--- Task brief ---
What you give back must match the data exactly, minus the pictures.

Website and app data records
*** Block opens ***
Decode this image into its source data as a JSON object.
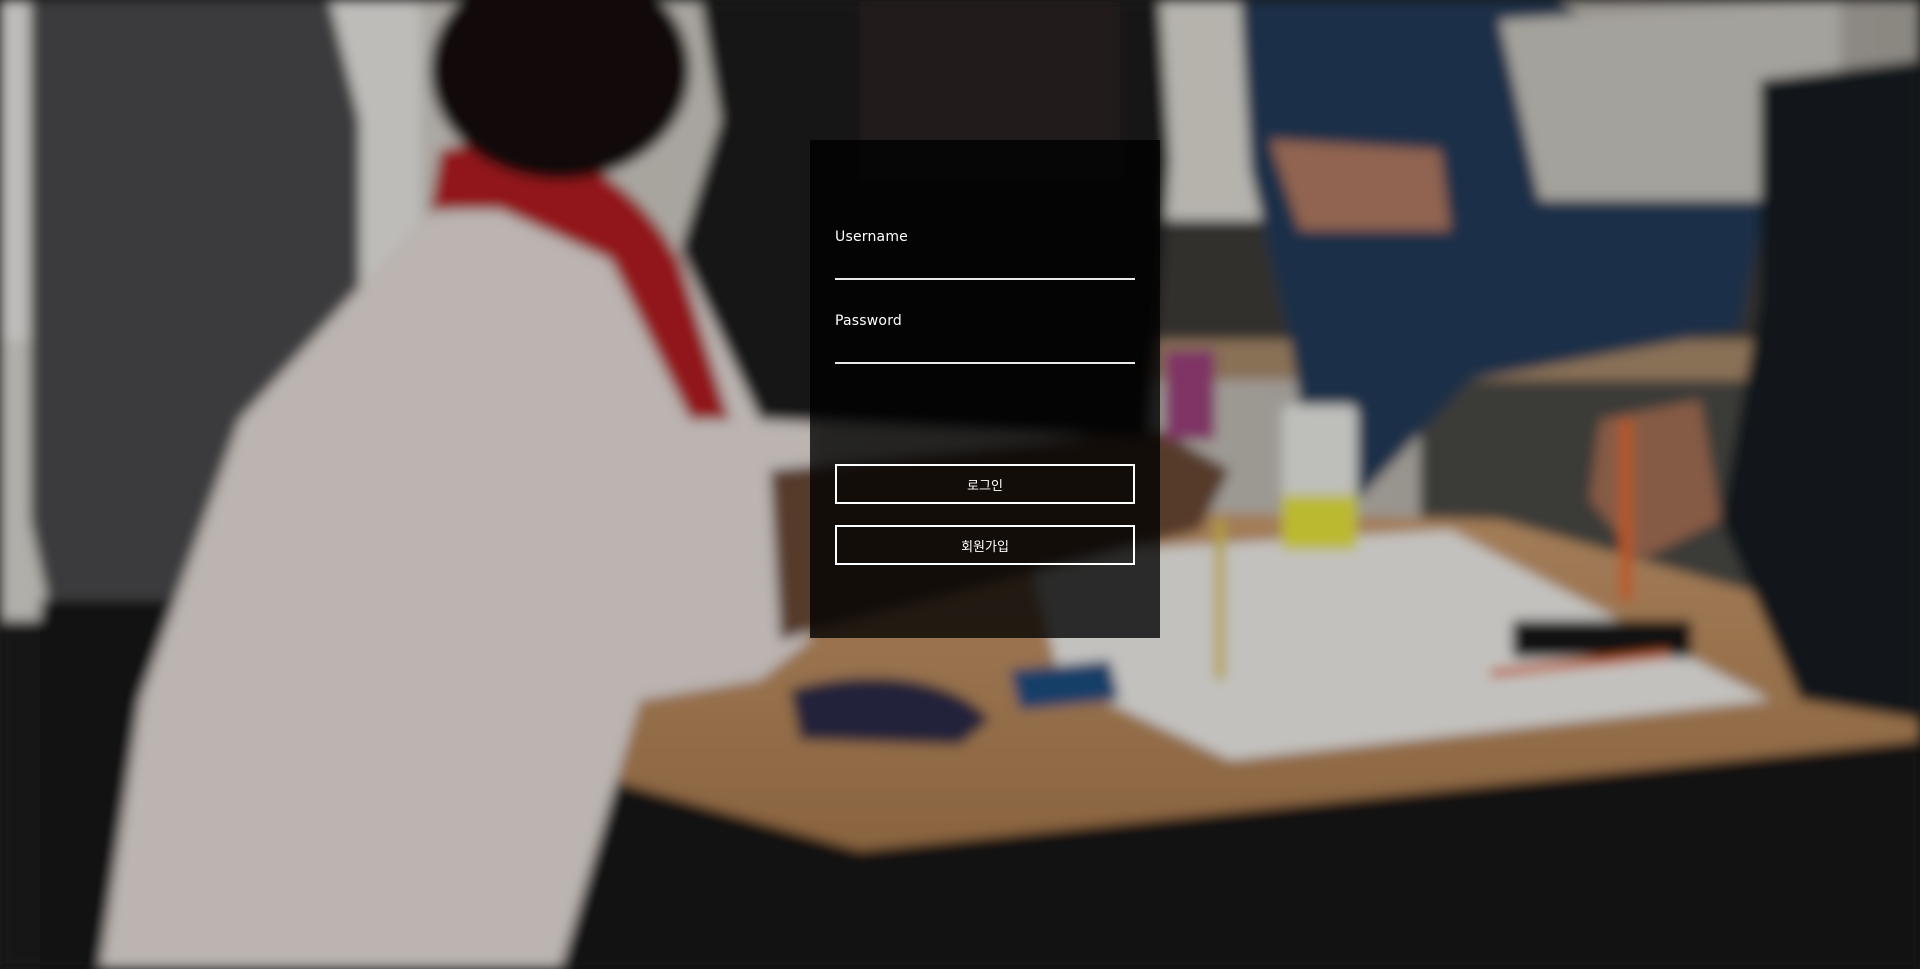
{
  "login_form": {
    "username_label": "Username",
    "username_value": "",
    "password_label": "Password",
    "password_value": "",
    "login_button_label": "로그인",
    "signup_button_label": "회원가입"
  },
  "background": {
    "kind": "blurred-photo"
  }
}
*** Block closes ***
--- Your response ---
Decode this image into its source data as a JSON object.
{
  "login_form": {
    "username_label": "Username",
    "username_value": "",
    "password_label": "Password",
    "password_value": "",
    "login_button_label": "로그인",
    "signup_button_label": "회원가입"
  },
  "background": {
    "kind": "blurred-photo"
  }
}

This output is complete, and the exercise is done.